The Winfield mugs necessitated a new technique for reproducing intricate designs which at the beginning was done all by hand using various combinations of paper stencils, stippled stains and sgraffitto. Very time consuming. Eventually, we discovered a stamp company in Wichita which could produce a deep relief flexible plastic die from our artwork. This revolutionized our ability to do custom logos on mugs which oddly enough became a mainstay of our business to this day. We've done hundreds if not thousands of different designs for people over the years. Festivals, businesses, churches, bed and breakfasts, schools, reunions, museums, fund raisers, and events of all kinds. Mugs are us!
After 2000, I started using the computer to a larger degree in the designs – using actual photographs of instruments that had some connection to either a family member (son-in-law's guitar, son's fiddle, sister-in-law's banjo, my dulcimer, mom's autoharp) or friend (Mackie Redd's mandolin, Russell Cook's hammered dulcimer.) This year's design is the first departure from that tradition, although it was inspired by a Winfield camper. After 58 different designs, new ideas become more difficult to develop! Who knew?
Eventually, the crowd of mug collectors waiting for the new mug became an uncontrollable mob pressing in on us as we tried to set up, unpack, and begin selling with limited help. In 1999, things got out of hand and mugs started “walking off,” at least that's when we actually had proof of it. There was just no way we could watch them all. Not that the majority of our customers weren't honest, but there are always a few bad apples on the tree. So rather than letting those few ruin it for everyone or making us suspicious of everyone, we started the Mug Buffet in 2000. Festival security personnel started organizing the “muggers” even before we arrived, having everyone peacefully and patiently wait in a line down the midway and taping off our booth area giving us room to set up our “buffet line” of just mugs – the Winfield, Walnut Valley, popular Baby Winfields, and sometimes “leftovers” from other festivals or years, as well as some special items. Soup mugs, travel mugs, shaving mugs, one gallon mugs and assorted mug-cessories. Serving begins at noon on Thursday when we cut the tape and start the mug rush. Everyone files by the line, makes their choices, stops at the cashier, and gets their purchases wrapped and sacked – neat and orderly. Everyone gets their mugs, everyone pays, and no one gets hurt!

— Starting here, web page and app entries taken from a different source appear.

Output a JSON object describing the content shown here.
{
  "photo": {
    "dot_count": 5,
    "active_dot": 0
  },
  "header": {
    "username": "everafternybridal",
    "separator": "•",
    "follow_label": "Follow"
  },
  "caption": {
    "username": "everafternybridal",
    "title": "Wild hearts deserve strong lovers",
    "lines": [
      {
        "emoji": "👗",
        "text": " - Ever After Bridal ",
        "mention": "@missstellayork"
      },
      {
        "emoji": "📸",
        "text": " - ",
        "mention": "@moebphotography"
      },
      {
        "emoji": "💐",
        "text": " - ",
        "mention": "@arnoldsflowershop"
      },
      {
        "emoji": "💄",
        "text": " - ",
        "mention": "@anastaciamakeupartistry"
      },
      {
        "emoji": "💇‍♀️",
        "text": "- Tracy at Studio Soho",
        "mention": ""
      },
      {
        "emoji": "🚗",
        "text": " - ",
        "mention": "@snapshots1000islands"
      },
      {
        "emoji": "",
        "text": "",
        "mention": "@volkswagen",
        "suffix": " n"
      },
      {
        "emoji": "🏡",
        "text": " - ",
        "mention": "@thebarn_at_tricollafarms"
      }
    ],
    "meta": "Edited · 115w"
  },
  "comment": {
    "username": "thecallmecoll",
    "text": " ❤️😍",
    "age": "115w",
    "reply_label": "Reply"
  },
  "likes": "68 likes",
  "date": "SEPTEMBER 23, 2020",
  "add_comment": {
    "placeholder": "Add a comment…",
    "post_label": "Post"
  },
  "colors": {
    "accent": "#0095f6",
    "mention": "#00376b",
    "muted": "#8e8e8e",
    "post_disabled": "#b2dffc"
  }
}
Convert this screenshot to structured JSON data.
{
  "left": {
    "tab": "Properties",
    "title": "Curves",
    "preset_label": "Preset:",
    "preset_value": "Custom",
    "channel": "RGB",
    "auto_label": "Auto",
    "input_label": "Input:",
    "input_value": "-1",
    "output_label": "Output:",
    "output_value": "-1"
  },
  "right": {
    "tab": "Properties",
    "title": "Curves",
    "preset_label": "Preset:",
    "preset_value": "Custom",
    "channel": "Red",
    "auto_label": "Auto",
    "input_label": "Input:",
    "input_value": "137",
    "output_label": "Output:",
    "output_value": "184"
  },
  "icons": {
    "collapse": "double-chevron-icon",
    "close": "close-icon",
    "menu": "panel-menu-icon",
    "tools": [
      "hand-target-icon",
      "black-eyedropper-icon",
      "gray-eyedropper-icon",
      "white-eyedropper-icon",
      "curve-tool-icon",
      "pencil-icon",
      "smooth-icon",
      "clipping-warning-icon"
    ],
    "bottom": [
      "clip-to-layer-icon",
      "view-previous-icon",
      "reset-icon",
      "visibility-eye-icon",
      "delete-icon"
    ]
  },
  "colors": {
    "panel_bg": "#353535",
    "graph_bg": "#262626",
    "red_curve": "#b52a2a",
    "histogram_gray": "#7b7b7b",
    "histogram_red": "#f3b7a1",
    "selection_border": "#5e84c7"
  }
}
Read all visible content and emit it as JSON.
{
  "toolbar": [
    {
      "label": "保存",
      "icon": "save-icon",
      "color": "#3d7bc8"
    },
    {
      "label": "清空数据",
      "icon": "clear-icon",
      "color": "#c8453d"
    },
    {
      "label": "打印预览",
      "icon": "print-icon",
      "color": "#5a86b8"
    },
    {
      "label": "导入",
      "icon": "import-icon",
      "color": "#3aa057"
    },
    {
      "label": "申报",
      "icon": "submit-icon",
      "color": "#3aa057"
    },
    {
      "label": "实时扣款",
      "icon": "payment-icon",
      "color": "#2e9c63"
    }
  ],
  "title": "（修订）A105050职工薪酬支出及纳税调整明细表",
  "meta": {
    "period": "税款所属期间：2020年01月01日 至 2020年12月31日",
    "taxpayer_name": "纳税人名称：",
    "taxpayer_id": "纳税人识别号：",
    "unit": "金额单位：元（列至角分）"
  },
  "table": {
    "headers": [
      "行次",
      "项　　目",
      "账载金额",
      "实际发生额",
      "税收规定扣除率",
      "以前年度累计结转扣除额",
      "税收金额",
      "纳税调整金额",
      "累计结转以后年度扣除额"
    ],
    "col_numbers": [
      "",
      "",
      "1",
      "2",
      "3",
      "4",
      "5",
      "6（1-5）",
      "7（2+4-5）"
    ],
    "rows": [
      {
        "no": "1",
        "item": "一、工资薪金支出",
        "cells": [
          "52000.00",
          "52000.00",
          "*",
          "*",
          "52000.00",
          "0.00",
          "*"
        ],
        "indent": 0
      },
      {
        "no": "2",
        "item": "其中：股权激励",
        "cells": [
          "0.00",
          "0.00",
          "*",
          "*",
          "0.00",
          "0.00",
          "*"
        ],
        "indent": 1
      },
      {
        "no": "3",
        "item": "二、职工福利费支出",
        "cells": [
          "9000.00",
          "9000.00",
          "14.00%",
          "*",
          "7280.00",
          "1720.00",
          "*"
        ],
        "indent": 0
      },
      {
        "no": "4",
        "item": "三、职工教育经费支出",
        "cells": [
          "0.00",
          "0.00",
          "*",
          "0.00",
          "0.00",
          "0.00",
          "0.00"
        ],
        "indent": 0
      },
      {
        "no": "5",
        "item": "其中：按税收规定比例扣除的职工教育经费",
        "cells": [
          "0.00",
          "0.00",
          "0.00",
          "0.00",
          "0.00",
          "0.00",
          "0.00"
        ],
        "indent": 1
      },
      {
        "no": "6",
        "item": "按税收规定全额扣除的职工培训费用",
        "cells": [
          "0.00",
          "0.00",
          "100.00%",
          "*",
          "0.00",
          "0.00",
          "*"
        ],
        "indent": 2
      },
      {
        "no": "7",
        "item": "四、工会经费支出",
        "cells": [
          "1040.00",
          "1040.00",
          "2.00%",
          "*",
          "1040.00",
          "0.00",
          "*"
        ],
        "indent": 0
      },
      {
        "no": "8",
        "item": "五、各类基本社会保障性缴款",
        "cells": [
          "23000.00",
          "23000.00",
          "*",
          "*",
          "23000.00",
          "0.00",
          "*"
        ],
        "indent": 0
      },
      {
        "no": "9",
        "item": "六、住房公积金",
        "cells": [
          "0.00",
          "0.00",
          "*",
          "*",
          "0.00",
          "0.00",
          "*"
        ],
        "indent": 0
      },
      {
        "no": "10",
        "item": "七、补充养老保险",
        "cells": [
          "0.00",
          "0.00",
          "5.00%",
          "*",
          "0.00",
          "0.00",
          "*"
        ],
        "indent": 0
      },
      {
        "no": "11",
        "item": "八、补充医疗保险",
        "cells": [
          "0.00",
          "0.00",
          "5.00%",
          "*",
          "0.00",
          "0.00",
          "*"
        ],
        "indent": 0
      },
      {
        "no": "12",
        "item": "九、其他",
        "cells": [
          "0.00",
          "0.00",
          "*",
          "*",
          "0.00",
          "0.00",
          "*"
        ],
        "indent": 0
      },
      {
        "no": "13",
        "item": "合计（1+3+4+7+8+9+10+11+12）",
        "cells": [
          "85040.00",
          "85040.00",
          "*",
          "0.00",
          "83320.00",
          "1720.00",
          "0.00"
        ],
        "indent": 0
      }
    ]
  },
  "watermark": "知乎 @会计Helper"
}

It's become a fun tradition. Get mugged at the Mug Buffet!
Well, this has been one long post, but I've enjoyed the trip through the past and believe it or not, I left some things out! Maybe I'll add them later. Right now it's time to hit the hay so I can get up and start again. Tomorrow is baby Winfields, but it'll be a non-quota day cause it's Saturday and we are going out in the evening for my birthday!!